These technologies produce detailed computer pictures of brain structures and reveal neurochemical changes in the brain as it processes information or responds to stimuli, such as drugs.
By imaging the brain, researchers have identified niches that respond to such stimuli as pain, pleasure, fear, memory recall, touching, and hearing.
These images have formed the basis for refining drug treatments, improving surgical outcomes, and developing new insights into brain structure and function.
Each imaging technology has its own advantages and disadvantages because it provides different information about brain structure and function. A PET scan, for example, can reveal activity on the molecular level, while an MRI is good for showing brain structures where the activity is located.
To get more complete and accurate picture of the brain at work, researchers are now interested in combining two or more imaging techniques at a time.
Whitaker investigator John Belliveau, Ph.D., of the Massachusetts General Hospital has combined fMRI with EEG to see millisecond changes in brain firing. The approach provides a unique map of both the location and timing of the brain’s neural signals. He is testing the approach in the visual system before moving on to other applications in sleep research and epilepsy studies.
The system is expected to show changes in functional networks within the brain that cannot be observed otherwise.
Brain imaging generally requires the subject to be immobilized, which limits the types of activity that can be studied. A new optical topography system from Hitachi takes functional brain images while the subject is writing, talking and moving. The subject wears a cap that records brain impulses correlated with these specific activities. A long-term goal is to image the developmental stages of a child and use the information gained as a guide for improving the way children are taught in school.
Neural Coding and Signal Processing.
Communication among neurons appears to occur in at least two ways. In one, messages are sent by a few dozen neurons firing single spikes. In the other, half a dozen or so neurons generate brief bursts.
These crescendos occur at any time, with activity synchronized as tightly as a thousandth of a second. Time differences of a millionth of a second between the two ears are perceptible. This gives the barn owl all it needs to find the exact location of a mouse in the dark.
Whitaker investigator Xiaoquin Wang, Ph.D., of Johns Hopkins has been studying the communication code of neurons as it applies to human speech. He wants to explain how the brain manages to separate the thread of a lucid conversation from the din of a cocktail party.

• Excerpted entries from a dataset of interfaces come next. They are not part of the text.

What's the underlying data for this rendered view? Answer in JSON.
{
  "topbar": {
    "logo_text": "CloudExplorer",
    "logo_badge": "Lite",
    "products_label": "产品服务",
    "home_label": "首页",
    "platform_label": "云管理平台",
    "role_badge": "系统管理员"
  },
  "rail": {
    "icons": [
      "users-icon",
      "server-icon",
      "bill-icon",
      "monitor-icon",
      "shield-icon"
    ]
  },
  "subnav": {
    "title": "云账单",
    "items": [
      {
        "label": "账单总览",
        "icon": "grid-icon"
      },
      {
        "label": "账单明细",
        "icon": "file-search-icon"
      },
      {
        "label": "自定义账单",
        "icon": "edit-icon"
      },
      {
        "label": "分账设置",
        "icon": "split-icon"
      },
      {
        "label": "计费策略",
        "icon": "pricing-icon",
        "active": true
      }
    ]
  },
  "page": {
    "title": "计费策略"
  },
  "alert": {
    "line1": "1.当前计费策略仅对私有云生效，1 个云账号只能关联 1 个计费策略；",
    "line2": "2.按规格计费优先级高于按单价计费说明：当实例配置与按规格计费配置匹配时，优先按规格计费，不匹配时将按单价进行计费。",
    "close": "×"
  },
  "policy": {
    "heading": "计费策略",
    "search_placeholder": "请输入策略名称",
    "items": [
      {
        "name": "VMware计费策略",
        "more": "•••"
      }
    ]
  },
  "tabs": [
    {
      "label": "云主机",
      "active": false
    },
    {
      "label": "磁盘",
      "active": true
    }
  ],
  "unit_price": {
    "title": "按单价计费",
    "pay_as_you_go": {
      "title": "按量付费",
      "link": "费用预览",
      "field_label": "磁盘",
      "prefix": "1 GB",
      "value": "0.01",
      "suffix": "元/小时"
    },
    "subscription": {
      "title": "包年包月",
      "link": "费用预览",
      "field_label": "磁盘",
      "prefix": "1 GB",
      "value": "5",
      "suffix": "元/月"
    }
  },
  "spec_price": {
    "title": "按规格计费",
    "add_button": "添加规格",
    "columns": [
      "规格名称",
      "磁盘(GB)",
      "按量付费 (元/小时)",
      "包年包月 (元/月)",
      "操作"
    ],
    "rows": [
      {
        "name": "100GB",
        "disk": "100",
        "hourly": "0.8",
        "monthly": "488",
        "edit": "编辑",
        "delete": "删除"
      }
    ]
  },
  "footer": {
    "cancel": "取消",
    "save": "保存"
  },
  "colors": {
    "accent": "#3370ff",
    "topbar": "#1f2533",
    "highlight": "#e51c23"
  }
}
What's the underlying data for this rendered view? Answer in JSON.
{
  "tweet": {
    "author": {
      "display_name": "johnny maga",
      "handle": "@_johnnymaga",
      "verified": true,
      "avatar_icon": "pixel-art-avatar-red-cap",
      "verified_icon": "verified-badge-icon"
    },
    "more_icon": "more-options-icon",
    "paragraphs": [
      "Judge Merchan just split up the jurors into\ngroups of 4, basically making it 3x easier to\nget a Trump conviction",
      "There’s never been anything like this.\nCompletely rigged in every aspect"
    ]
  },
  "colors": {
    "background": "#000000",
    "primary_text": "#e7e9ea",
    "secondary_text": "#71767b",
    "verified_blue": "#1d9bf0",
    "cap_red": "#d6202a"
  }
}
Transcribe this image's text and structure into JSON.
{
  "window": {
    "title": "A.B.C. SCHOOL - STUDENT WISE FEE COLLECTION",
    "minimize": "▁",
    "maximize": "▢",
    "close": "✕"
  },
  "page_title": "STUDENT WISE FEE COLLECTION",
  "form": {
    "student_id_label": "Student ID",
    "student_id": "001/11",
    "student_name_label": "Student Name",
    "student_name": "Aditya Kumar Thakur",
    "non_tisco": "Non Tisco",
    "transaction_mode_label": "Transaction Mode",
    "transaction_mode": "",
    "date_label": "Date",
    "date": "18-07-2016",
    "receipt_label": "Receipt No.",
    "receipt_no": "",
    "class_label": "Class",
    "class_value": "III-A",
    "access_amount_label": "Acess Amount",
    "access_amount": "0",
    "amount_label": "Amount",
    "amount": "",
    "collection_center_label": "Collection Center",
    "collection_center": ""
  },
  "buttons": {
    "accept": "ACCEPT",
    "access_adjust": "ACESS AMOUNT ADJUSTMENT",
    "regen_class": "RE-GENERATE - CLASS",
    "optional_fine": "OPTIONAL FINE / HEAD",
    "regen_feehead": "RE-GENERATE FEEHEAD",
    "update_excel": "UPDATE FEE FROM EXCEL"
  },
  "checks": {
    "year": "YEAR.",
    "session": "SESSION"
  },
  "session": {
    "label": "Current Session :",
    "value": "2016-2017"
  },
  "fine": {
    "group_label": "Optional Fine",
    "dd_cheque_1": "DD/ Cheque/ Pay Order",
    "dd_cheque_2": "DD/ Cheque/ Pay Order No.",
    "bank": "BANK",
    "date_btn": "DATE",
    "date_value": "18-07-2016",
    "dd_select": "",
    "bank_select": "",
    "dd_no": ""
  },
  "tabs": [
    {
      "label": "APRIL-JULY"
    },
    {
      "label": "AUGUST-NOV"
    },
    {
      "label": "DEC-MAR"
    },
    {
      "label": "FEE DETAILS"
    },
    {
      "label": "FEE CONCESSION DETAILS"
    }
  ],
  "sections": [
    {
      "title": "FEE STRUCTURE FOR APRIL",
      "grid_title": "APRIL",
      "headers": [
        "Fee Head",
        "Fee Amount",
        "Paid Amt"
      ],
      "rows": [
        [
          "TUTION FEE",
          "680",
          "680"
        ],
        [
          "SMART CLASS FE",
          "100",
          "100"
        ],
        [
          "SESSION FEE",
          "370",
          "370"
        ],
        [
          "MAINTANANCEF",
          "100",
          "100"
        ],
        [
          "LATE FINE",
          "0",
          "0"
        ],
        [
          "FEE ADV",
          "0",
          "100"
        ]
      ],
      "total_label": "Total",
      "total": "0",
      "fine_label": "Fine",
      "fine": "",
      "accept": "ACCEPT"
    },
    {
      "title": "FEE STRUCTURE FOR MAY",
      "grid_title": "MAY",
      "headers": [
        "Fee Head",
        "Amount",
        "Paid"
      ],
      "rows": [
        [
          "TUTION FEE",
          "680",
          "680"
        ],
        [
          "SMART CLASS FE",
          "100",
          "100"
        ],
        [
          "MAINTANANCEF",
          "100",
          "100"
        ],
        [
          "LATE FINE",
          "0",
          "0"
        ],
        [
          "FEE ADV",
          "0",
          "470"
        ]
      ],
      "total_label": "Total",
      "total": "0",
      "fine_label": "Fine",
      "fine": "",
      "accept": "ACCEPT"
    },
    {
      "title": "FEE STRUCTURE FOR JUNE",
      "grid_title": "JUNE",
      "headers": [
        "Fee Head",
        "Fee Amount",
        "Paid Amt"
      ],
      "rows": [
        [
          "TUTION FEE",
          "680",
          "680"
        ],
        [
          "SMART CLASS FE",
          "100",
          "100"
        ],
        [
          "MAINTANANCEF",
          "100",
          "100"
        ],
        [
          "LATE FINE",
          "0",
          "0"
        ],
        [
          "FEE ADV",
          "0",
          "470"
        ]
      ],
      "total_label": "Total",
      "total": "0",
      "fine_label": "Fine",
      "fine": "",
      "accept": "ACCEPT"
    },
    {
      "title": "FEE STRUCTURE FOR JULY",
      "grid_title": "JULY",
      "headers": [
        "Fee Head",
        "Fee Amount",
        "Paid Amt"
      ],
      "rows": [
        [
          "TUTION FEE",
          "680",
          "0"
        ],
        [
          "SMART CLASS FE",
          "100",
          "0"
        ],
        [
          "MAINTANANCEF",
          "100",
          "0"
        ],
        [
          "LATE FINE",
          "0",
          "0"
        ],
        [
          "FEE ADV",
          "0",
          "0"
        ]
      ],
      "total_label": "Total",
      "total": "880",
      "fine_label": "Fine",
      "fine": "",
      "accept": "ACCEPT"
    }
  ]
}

Other laboratories have mapped out sound processing regions in the brain that overlap with the visual system.This hones our ability to detect the location of sounds and the motion of objects.
Neurons code not only for the rhythms of sound, but also for the rhythms of movement. Understanding motor control signals can help researchers design bionic prostheses for people who have lost the use of their limbs.
These bioengineering studies draw on robotics, control-theory, and neuroscience to understand the biological signals that control movements. By recording motor control signals in the brain and correlating them with specific limb movements, researchers can use computers to reproduce those movements by means of the control signals alone.
Andrew Schwartz, Ph.D., of the University of Pittsburgh has been studying the basic signals that control arm movement and has found a large population of cells in the frontal cortex that codes for the trajectories of the arm as it travels through space and time.
"We have been looking at drawing movements that generate large and continuous changes in the arm's direction and speed," he says.
His interpretation of the neural code is accurate enough to predict the shape being drawn.This degree of accuracy is also being applied in experiments in which monkeys move robot arms with their thoughts